Assigned task
Leaving out the pictures, please retype each record exactly.

*** Recorded data Section Begins ***

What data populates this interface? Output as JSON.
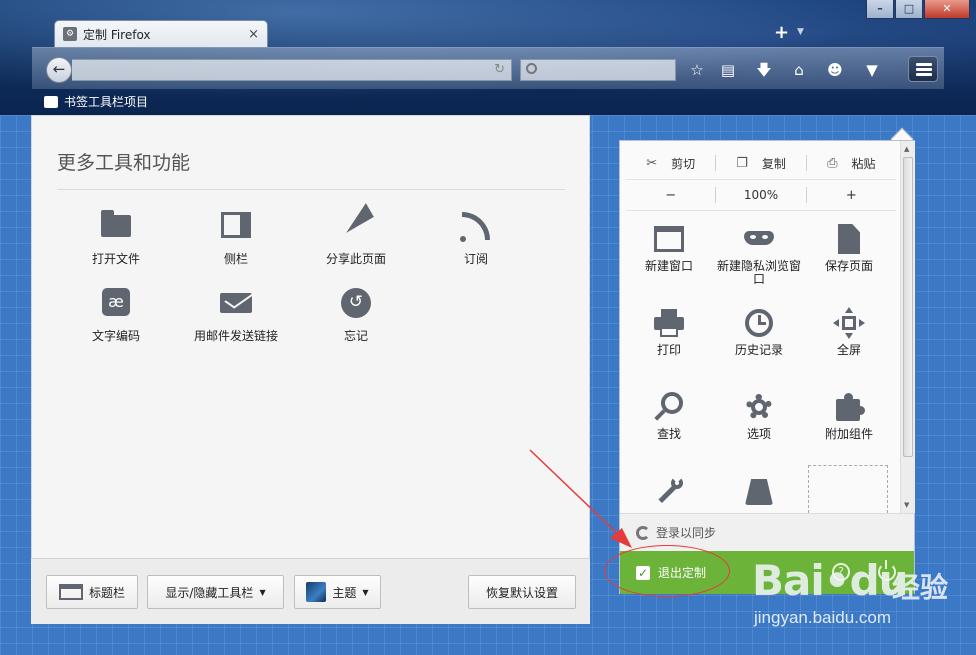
{
  "window": {
    "minimize_label": "–",
    "maximize_label": "□",
    "close_label": "✕"
  },
  "tab": {
    "title": "定制 Firefox",
    "close": "×",
    "new_tab": "+"
  },
  "bookmarks_bar": {
    "label": "书签工具栏项目"
  },
  "palette": {
    "title": "更多工具和功能",
    "items": [
      {
        "label": "打开文件",
        "icon": "folder-icon"
      },
      {
        "label": "侧栏",
        "icon": "sidebar-icon"
      },
      {
        "label": "分享此页面",
        "icon": "share-icon"
      },
      {
        "label": "订阅",
        "icon": "rss-icon"
      },
      {
        "label": "文字编码",
        "icon": "encoding-icon",
        "glyph": "æ"
      },
      {
        "label": "用邮件发送链接",
        "icon": "email-icon"
      },
      {
        "label": "忘记",
        "icon": "forget-icon"
      }
    ]
  },
  "footer": {
    "titlebar": "标题栏",
    "toolbars": "显示/隐藏工具栏",
    "theme": "主题",
    "restore": "恢复默认设置"
  },
  "menu_panel": {
    "cut": "剪切",
    "copy": "复制",
    "paste": "粘贴",
    "zoom_out": "−",
    "zoom": "100%",
    "zoom_in": "+",
    "items": [
      {
        "label": "新建窗口",
        "icon": "new-window-icon"
      },
      {
        "label": "新建隐私浏览窗口",
        "icon": "private-mask-icon"
      },
      {
        "label": "保存页面",
        "icon": "save-page-icon"
      },
      {
        "label": "打印",
        "icon": "print-icon"
      },
      {
        "label": "历史记录",
        "icon": "history-clock-icon"
      },
      {
        "label": "全屏",
        "icon": "fullscreen-icon"
      },
      {
        "label": "查找",
        "icon": "find-icon"
      },
      {
        "label": "选项",
        "icon": "options-gear-icon"
      },
      {
        "label": "附加组件",
        "icon": "addons-puzzle-icon"
      }
    ],
    "sync": "登录以同步",
    "exit_customize": "退出定制",
    "help": "?"
  },
  "watermark": {
    "logo": "Bai•du",
    "text": "经验",
    "url": "jingyan.baidu.com"
  },
  "colors": {
    "exit_green": "#6cb33a",
    "annotation_red": "#e53b3b",
    "blueprint_blue": "#3b78c6"
  }
}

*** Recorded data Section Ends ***

Task response
What data populates this interface? Output as JSON.
{
  "window": {
    "minimize_label": "–",
    "maximize_label": "□",
    "close_label": "✕"
  },
  "tab": {
    "title": "定制 Firefox",
    "close": "×",
    "new_tab": "+"
  },
  "bookmarks_bar": {
    "label": "书签工具栏项目"
  },
  "palette": {
    "title": "更多工具和功能",
    "items": [
      {
        "label": "打开文件",
        "icon": "folder-icon"
      },
      {
        "label": "侧栏",
        "icon": "sidebar-icon"
      },
      {
        "label": "分享此页面",
        "icon": "share-icon"
      },
      {
        "label": "订阅",
        "icon": "rss-icon"
      },
      {
        "label": "文字编码",
        "icon": "encoding-icon",
        "glyph": "æ"
      },
      {
        "label": "用邮件发送链接",
        "icon": "email-icon"
      },
      {
        "label": "忘记",
        "icon": "forget-icon"
      }
    ]
  },
  "footer": {
    "titlebar": "标题栏",
    "toolbars": "显示/隐藏工具栏",
    "theme": "主题",
    "restore": "恢复默认设置"
  },
  "menu_panel": {
    "cut": "剪切",
    "copy": "复制",
    "paste": "粘贴",
    "zoom_out": "−",
    "zoom": "100%",
    "zoom_in": "+",
    "items": [
      {
        "label": "新建窗口",
        "icon": "new-window-icon"
      },
      {
        "label": "新建隐私浏览窗口",
        "icon": "private-mask-icon"
      },
      {
        "label": "保存页面",
        "icon": "save-page-icon"
      },
      {
        "label": "打印",
        "icon": "print-icon"
      },
      {
        "label": "历史记录",
        "icon": "history-clock-icon"
      },
      {
        "label": "全屏",
        "icon": "fullscreen-icon"
      },
      {
        "label": "查找",
        "icon": "find-icon"
      },
      {
        "label": "选项",
        "icon": "options-gear-icon"
      },
      {
        "label": "附加组件",
        "icon": "addons-puzzle-icon"
      }
    ],
    "sync": "登录以同步",
    "exit_customize": "退出定制",
    "help": "?"
  },
  "watermark": {
    "logo": "Bai•du",
    "text": "经验",
    "url": "jingyan.baidu.com"
  },
  "colors": {
    "exit_green": "#6cb33a",
    "annotation_red": "#e53b3b",
    "blueprint_blue": "#3b78c6"
  }
}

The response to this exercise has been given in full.